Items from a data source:
::::::::

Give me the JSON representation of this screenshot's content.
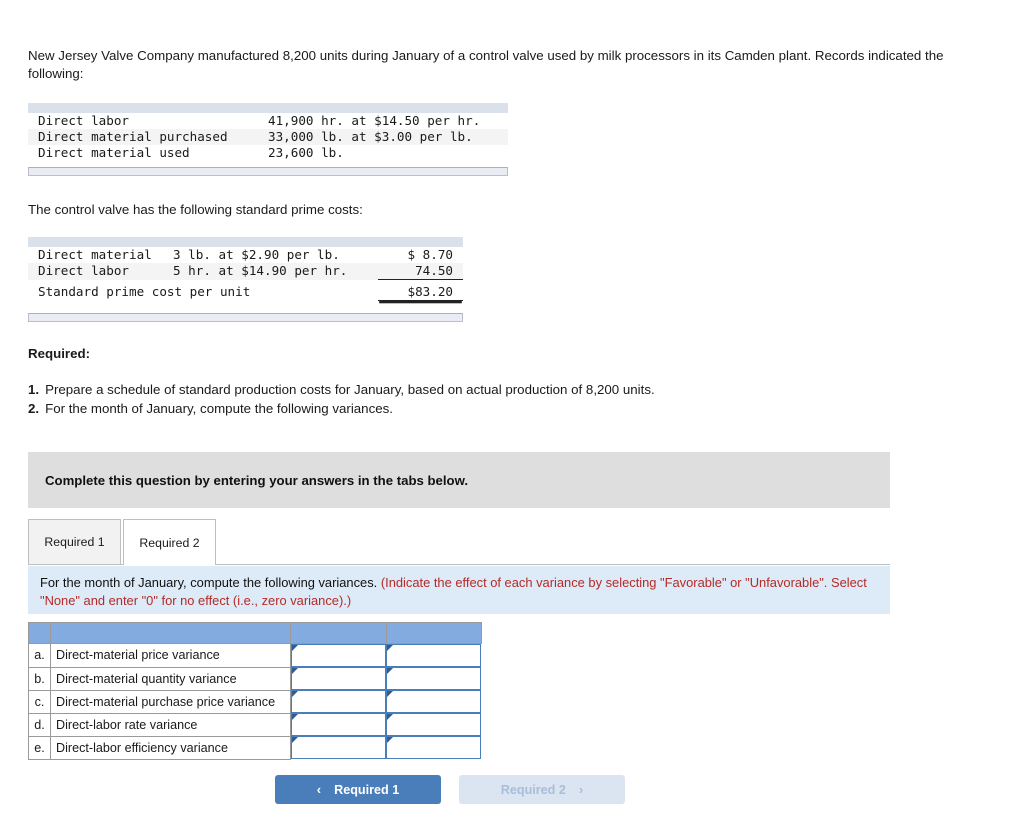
{
  "problem": {
    "intro": "New Jersey Valve Company manufactured 8,200 units during January of a control valve used by milk processors in its Camden plant. Records indicated the following:",
    "actuals_table": {
      "rows": [
        {
          "label": "Direct labor",
          "detail": "41,900 hr. at $14.50 per hr."
        },
        {
          "label": "Direct material purchased",
          "detail": "33,000 lb. at $3.00 per lb."
        },
        {
          "label": "Direct material used",
          "detail": "23,600 lb."
        }
      ]
    },
    "standards_intro": "The control valve has the following standard prime costs:",
    "standards_table": {
      "rows": [
        {
          "label": "Direct material",
          "detail": "3 lb. at $2.90 per lb.",
          "amount": "$ 8.70"
        },
        {
          "label": "Direct labor",
          "detail": "5 hr. at $14.90 per hr.",
          "amount": "74.50"
        }
      ],
      "total_label": "Standard prime cost per unit",
      "total_amount": "$83.20"
    },
    "required_heading": "Required:",
    "required_items": [
      {
        "num": "1.",
        "text": "Prepare a schedule of standard production costs for January, based on actual production of 8,200 units."
      },
      {
        "num": "2.",
        "text": "For the month of January, compute the following variances."
      }
    ]
  },
  "banner": {
    "text": "Complete this question by entering your answers in the tabs below."
  },
  "tabs": [
    {
      "label": "Required 1",
      "active": false
    },
    {
      "label": "Required 2",
      "active": true
    }
  ],
  "callout": {
    "black_text": "For the month of January, compute the following variances. ",
    "red_text": "(Indicate the effect of each variance by selecting \"Favorable\" or \"Unfavorable\". Select \"None\" and enter \"0\" for no effect (i.e., zero variance).)"
  },
  "answer_table": {
    "rows": [
      {
        "index": "a.",
        "label": "Direct-material price variance",
        "value": "",
        "effect": ""
      },
      {
        "index": "b.",
        "label": "Direct-material quantity variance",
        "value": "",
        "effect": ""
      },
      {
        "index": "c.",
        "label": "Direct-material purchase price variance",
        "value": "",
        "effect": ""
      },
      {
        "index": "d.",
        "label": "Direct-labor rate variance",
        "value": "",
        "effect": ""
      },
      {
        "index": "e.",
        "label": "Direct-labor efficiency variance",
        "value": "",
        "effect": ""
      }
    ]
  },
  "nav": {
    "prev_label": "Required 1",
    "prev_chevron": "‹",
    "next_label": "Required 2",
    "next_chevron": "›"
  },
  "colors": {
    "accent_blue": "#4a7ebb",
    "header_blue": "#83abe0",
    "callout_bg": "#ddeaf7",
    "banner_gray": "#dedede",
    "red_text": "#b52b27"
  }
}
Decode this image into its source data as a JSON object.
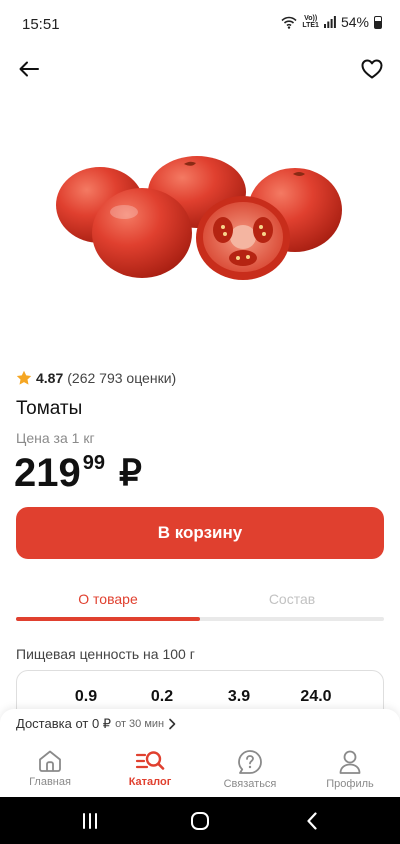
{
  "status": {
    "time": "15:51",
    "vol": "Vo))",
    "lte": "LTE1",
    "battery": "54%"
  },
  "product": {
    "rating": "4.87",
    "rating_count": "(262 793 оценки)",
    "title": "Томаты",
    "price_label": "Цена за 1 кг",
    "price_int": "219",
    "price_dec": "99",
    "currency": "₽",
    "cart_button": "В корзину"
  },
  "tabs": [
    {
      "label": "О товаре",
      "active": true
    },
    {
      "label": "Состав",
      "active": false
    }
  ],
  "nutrition": {
    "title": "Пищевая ценность на 100 г",
    "values": [
      "0.9",
      "0.2",
      "3.9",
      "24.0"
    ]
  },
  "delivery": {
    "main": "Доставка от 0 ₽",
    "time": "от 30 мин"
  },
  "nav": [
    {
      "label": "Главная",
      "icon": "home-icon",
      "active": false
    },
    {
      "label": "Каталог",
      "icon": "catalog-icon",
      "active": true
    },
    {
      "label": "Связаться",
      "icon": "help-icon",
      "active": false
    },
    {
      "label": "Профиль",
      "icon": "profile-icon",
      "active": false
    }
  ],
  "colors": {
    "accent": "#e0402f",
    "tomato": "#d63a25"
  }
}
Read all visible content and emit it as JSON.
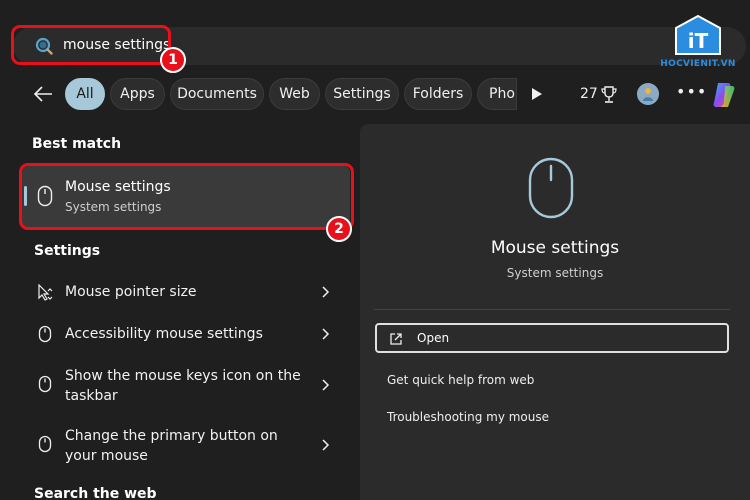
{
  "search": {
    "query": "mouse settings"
  },
  "annotations": {
    "badge1": "1",
    "badge2": "2"
  },
  "logo": {
    "text": "HOCVIENIT.VN",
    "mark": "iT"
  },
  "filters": {
    "tabs": [
      {
        "label": "All",
        "active": true
      },
      {
        "label": "Apps"
      },
      {
        "label": "Documents"
      },
      {
        "label": "Web"
      },
      {
        "label": "Settings"
      },
      {
        "label": "Folders"
      },
      {
        "label": "Pho"
      }
    ],
    "points": "27"
  },
  "results": {
    "best_match_heading": "Best match",
    "best_match": {
      "title": "Mouse settings",
      "subtitle": "System settings"
    },
    "settings_heading": "Settings",
    "settings_items": [
      {
        "line1": "Mouse pointer size",
        "line2": ""
      },
      {
        "line1": "Accessibility mouse settings",
        "line2": ""
      },
      {
        "line1": "Show the mouse keys icon on the",
        "line2": "taskbar"
      },
      {
        "line1": "Change the primary button on",
        "line2": "your mouse"
      }
    ],
    "web_heading": "Search the web"
  },
  "preview": {
    "title": "Mouse settings",
    "subtitle": "System settings",
    "open_label": "Open",
    "actions": [
      "Get quick help from web",
      "Troubleshooting my mouse"
    ]
  },
  "colors": {
    "highlight": "#e8101b",
    "accent": "#a7c8d9",
    "logo": "#2a8de0"
  }
}
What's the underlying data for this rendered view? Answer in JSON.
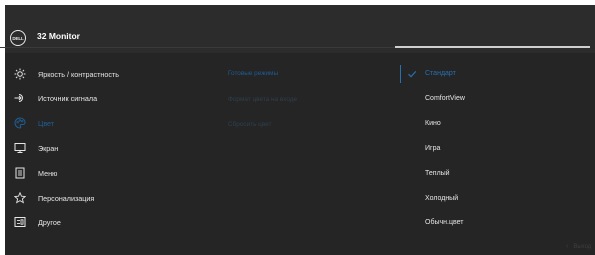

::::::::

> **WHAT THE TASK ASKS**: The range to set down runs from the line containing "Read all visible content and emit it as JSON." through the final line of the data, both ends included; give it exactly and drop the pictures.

> **TASK SOLUTION**:
Read all visible content and emit it as JSON.
{
  "search": {
    "query": "mouse settings"
  },
  "annotations": {
    "badge1": "1",
    "badge2": "2"
  },
  "logo": {
    "text": "HOCVIENIT.VN",
    "mark": "iT"
  },
  "filters": {
    "tabs": [
      {
        "label": "All",
        "active": true
      },
      {
        "label": "Apps"
      },
      {
        "label": "Documents"
      },
      {
        "label": "Web"
      },
      {
        "label": "Settings"
      },
      {
        "label": "Folders"
      },
      {
        "label": "Pho"
      }
    ],
    "points": "27"
  },
  "results": {
    "best_match_heading": "Best match",
    "best_match": {
      "title": "Mouse settings",
      "subtitle": "System settings"
    },
    "settings_heading": "Settings",
    "settings_items": [
      {
        "line1": "Mouse pointer size",
        "line2": ""
      },
      {
        "line1": "Accessibility mouse settings",
        "line2": ""
      },
      {
        "line1": "Show the mouse keys icon on the",
        "line2": "taskbar"
      },
      {
        "line1": "Change the primary button on",
        "line2": "your mouse"
      }
    ],
    "web_heading": "Search the web"
  },
  "preview": {
    "title": "Mouse settings",
    "subtitle": "System settings",
    "open_label": "Open",
    "actions": [
      "Get quick help from web",
      "Troubleshooting my mouse"
    ]
  },
  "colors": {
    "highlight": "#e8101b",
    "accent": "#a7c8d9",
    "logo": "#2a8de0"
  }
}
What's the underlying data for this rendered view? Answer in JSON.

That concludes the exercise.